Assignment:
Your answer is one number, how many lines in the entries include "JSON".

Records to process:
========

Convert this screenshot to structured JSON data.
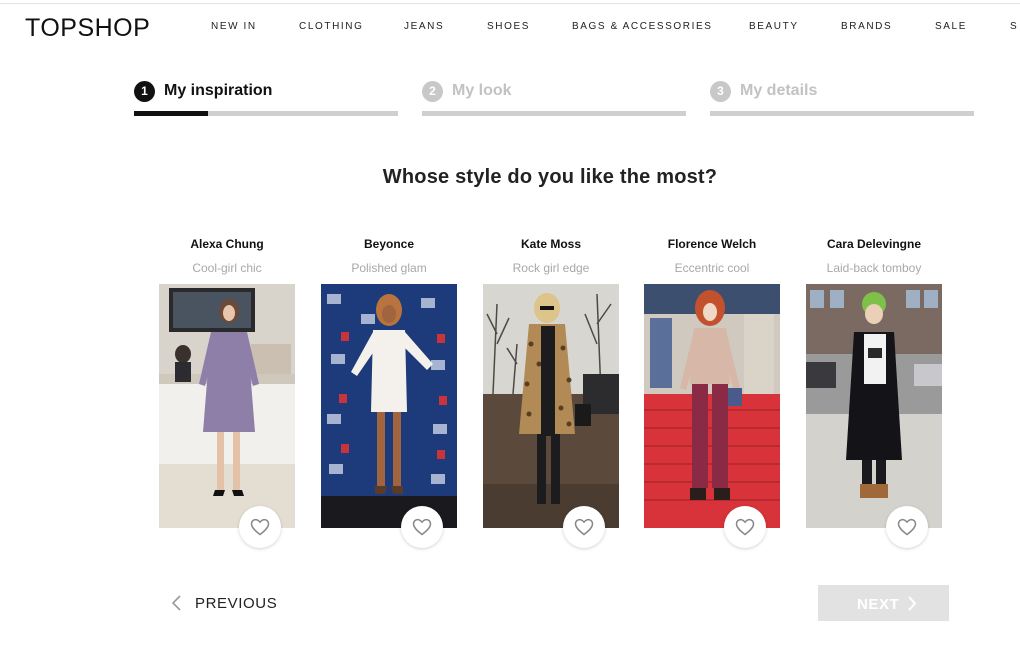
{
  "brand": {
    "logo": "TOPSHOP"
  },
  "nav": {
    "items": [
      {
        "label": "NEW IN"
      },
      {
        "label": "CLOTHING"
      },
      {
        "label": "JEANS"
      },
      {
        "label": "SHOES"
      },
      {
        "label": "BAGS & ACCESSORIES"
      },
      {
        "label": "BEAUTY"
      },
      {
        "label": "BRANDS"
      },
      {
        "label": "SALE"
      },
      {
        "label": "S"
      }
    ]
  },
  "steps": [
    {
      "number": "1",
      "label": "My inspiration",
      "state": "active",
      "progress": 0.28
    },
    {
      "number": "2",
      "label": "My look",
      "state": "inactive",
      "progress": 0
    },
    {
      "number": "3",
      "label": "My details",
      "state": "inactive",
      "progress": 0
    }
  ],
  "question": "Whose style do you like the most?",
  "cards": [
    {
      "name": "Alexa Chung",
      "description": "Cool-girl chic",
      "icon": "heart-outline-icon"
    },
    {
      "name": "Beyonce",
      "description": "Polished glam",
      "icon": "heart-outline-icon"
    },
    {
      "name": "Kate Moss",
      "description": "Rock girl edge",
      "icon": "heart-outline-icon"
    },
    {
      "name": "Florence Welch",
      "description": "Eccentric cool",
      "icon": "heart-outline-icon"
    },
    {
      "name": "Cara Delevingne",
      "description": "Laid-back tomboy",
      "icon": "heart-outline-icon"
    }
  ],
  "pagination": {
    "previous_label": "PREVIOUS",
    "next_label": "NEXT",
    "next_enabled": false
  },
  "colors": {
    "active": "#111111",
    "inactive": "#c8c8c8",
    "next_button_disabled": "#e2e2e2"
  }
}
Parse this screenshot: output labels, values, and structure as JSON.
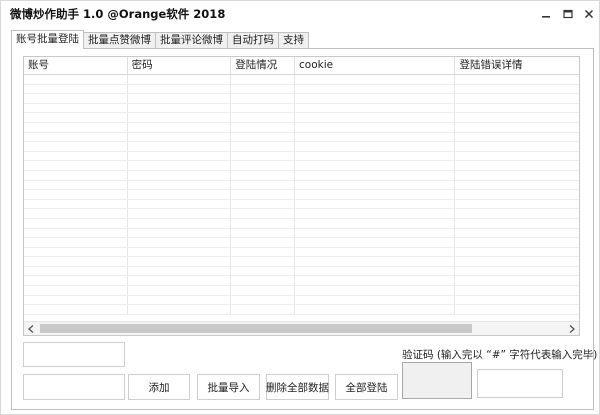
{
  "window": {
    "title": "微博炒作助手 1.0 @Orange软件 2018"
  },
  "tabs": [
    {
      "label": "账号批量登陆",
      "active": true
    },
    {
      "label": "批量点赞微博",
      "active": false
    },
    {
      "label": "批量评论微博",
      "active": false
    },
    {
      "label": "自动打码",
      "active": false
    },
    {
      "label": "支持",
      "active": false
    }
  ],
  "table": {
    "columns": [
      "账号",
      "密码",
      "登陆情况",
      "cookie",
      "登陆错误详情"
    ],
    "rows": []
  },
  "buttons": {
    "add": "添加",
    "import": "批量导入",
    "delete_all": "删除全部数据",
    "login_all": "全部登陆"
  },
  "captcha": {
    "label": "验证码 (输入完以 “#” 字符代表输入完毕)"
  },
  "icons": {
    "minimize": "minimize-icon",
    "maximize": "maximize-icon",
    "close": "close-icon",
    "scroll_left": "chevron-left-icon",
    "scroll_right": "chevron-right-icon"
  }
}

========

Exercise response:
2